    Up to half of patients diagnosed with non–small cell lung cancer are active smokers at diagnosis. This study examined the relationship between smoking cessation after diagnosis and all-cause mortality, lung cancer mortality, and progression-free survival.

    Abstract

    Background:

    Lung cancer is the leading cause of cancer death worldwide, and about one half of patients with lung cancer are active smokers at diagnosis.

    Objective:

    To determine whether quitting smoking after diagnosis of lung cancer affects the risk for disease progression and mortality.

    Design:

    Prospective study of patients with non–small cell lung cancer (NSCLC) who were recruited between 2007 and 2016 and followed annually through 2020.

    Setting:

    N.N. Blokhin National Medical Research Center of Oncology and City Clinical Oncological Hospital No. 1, Moscow, Russia.

    Patients:

    517 current smokers who were diagnosed with early-stage (IA-IIIA) NSCLC.

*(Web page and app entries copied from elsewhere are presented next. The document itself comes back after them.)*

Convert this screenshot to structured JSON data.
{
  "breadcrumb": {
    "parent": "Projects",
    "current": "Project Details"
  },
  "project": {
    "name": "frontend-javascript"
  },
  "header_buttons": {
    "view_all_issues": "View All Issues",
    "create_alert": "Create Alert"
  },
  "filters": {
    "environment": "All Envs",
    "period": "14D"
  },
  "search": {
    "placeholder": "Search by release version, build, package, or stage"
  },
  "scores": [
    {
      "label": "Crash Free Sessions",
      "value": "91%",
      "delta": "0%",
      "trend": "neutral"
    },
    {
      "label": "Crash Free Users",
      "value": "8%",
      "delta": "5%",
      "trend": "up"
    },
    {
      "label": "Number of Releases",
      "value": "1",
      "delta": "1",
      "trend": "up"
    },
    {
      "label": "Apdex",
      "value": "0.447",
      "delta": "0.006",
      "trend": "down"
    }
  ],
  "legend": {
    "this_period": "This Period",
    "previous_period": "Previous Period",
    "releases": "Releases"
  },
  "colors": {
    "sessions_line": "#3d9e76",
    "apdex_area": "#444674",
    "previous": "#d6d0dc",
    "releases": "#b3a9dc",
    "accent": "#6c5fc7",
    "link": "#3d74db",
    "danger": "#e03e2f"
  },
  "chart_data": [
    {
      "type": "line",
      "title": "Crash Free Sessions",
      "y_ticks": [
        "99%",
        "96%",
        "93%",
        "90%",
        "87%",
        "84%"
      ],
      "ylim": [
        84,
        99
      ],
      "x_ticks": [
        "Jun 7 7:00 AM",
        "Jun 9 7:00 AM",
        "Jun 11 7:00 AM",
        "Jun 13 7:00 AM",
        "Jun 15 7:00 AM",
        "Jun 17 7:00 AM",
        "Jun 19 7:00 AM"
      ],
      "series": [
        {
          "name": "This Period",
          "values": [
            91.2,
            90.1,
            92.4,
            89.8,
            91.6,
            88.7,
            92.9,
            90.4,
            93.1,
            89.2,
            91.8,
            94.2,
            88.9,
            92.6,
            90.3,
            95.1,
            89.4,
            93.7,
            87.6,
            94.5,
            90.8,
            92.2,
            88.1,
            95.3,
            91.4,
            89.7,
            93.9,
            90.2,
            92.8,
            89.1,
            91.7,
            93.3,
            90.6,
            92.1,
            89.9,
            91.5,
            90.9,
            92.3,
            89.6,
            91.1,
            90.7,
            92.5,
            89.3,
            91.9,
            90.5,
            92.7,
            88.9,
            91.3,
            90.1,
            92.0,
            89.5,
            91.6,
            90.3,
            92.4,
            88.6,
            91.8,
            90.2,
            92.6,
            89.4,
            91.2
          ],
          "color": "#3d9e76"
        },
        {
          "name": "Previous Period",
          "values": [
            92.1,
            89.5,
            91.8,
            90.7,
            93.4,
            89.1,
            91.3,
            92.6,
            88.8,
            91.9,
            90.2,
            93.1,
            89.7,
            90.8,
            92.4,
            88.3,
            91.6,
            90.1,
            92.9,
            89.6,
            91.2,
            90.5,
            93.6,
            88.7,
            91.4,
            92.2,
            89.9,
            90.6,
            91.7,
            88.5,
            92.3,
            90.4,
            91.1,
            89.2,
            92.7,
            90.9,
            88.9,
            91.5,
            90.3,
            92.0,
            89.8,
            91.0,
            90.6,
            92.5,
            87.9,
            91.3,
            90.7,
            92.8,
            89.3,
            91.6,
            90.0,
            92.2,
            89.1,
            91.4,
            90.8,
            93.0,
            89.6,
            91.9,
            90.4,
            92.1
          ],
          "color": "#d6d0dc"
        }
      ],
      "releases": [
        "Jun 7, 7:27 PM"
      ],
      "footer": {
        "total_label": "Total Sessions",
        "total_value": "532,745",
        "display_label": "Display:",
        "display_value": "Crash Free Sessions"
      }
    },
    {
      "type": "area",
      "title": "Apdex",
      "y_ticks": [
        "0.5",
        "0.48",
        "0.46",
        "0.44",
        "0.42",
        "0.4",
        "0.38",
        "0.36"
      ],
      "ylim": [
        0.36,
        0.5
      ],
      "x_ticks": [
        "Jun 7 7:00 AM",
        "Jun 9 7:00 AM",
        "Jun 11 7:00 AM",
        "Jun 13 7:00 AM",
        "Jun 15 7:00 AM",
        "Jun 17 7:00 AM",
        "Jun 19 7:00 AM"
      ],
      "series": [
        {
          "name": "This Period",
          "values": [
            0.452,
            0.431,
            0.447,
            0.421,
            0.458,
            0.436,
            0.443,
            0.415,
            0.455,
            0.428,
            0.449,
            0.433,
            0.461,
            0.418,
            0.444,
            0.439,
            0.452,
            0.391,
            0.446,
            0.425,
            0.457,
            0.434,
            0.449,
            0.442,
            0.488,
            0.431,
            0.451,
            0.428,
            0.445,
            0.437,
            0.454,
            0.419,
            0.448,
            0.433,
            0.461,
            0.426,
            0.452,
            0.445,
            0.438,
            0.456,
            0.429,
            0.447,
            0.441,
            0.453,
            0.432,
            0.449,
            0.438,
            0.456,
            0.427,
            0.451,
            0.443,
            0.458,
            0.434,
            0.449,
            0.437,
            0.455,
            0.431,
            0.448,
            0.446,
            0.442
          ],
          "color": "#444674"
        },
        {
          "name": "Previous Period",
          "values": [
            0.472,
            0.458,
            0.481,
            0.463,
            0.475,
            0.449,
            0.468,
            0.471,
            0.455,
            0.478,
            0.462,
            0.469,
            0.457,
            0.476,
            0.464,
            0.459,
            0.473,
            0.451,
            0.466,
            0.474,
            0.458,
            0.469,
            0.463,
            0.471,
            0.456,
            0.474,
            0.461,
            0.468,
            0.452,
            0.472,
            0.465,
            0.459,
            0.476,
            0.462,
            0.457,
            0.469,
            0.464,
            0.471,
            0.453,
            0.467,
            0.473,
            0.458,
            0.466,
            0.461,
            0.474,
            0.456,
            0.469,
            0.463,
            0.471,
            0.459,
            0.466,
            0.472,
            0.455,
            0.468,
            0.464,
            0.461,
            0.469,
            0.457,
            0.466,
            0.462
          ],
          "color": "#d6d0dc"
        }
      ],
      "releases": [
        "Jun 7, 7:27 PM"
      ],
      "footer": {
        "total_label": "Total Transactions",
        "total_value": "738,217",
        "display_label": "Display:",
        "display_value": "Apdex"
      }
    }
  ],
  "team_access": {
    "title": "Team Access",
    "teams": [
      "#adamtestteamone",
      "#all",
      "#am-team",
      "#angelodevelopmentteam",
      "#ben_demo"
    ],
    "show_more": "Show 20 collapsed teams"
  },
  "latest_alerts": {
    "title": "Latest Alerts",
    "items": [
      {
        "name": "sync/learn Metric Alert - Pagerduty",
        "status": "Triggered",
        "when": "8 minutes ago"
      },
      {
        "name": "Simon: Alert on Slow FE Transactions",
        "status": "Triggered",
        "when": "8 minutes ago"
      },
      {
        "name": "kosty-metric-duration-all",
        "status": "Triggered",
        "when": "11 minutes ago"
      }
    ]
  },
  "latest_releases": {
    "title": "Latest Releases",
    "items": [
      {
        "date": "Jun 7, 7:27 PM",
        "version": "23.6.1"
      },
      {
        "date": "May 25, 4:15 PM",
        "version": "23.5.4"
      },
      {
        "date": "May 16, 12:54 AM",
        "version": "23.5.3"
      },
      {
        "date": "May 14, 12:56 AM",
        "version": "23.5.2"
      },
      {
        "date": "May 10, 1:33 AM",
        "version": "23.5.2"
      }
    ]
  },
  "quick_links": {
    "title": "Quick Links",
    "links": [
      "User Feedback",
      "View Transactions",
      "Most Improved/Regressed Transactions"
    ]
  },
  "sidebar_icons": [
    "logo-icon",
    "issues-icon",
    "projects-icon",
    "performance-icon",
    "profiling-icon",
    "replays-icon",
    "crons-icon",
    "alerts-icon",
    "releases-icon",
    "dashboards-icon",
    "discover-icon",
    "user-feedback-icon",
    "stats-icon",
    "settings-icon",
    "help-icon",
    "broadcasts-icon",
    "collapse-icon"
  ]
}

    Measurements:

    Probabilities of overall survival, progression-free survival, and lung cancerspecific mortality and hazard ratios (HRs) for all-cause and cancer-specific mortality.

    Results:

    During an average of 7 years of follow-up, 327 (63.2%) deaths, 273 (52.8%) cancer-specific deaths, and 172 (33.7%) cases of tumor progression (local recurrence or metastasis) were recorded. The adjusted median overall survival time was 21.6 months higher among patients who had quit smoking than those who continued smoking (6.6 vs. 4.8 years, respectively; P = 0.001). Higher 5-year overall survival (60.6% vs. 48.6%; P = 0.001) and progression-free survival (54.4% vs. 43.8%; P = 0.004) were observed among patients who quit than those who continued smoking. After adjustments, smoking cessation remained associated with decreased risk for all-cause mortality (HR, 0.67 [95% CI, 0.53 to 0.85]), cancer-specific mortality (HR, 0.75 [CI, 0.58 to 0.98]), and disease progression (HR, 0.70 [CI, 0.56 to 0.89]). Similar effects were observed among mild to moderate and heavy smokers and patients with earlier and later cancer stages.

    Limitation:

    Exposure measurements were based on self-reported questionnaires.

    Conclusion:

    Smoking cessation after diagnosis materially improved overall and progression-free survival among current smokers with early-stage lung cancer.

    Primary Funding Source:

    International Agency for Research on Cancer.

    References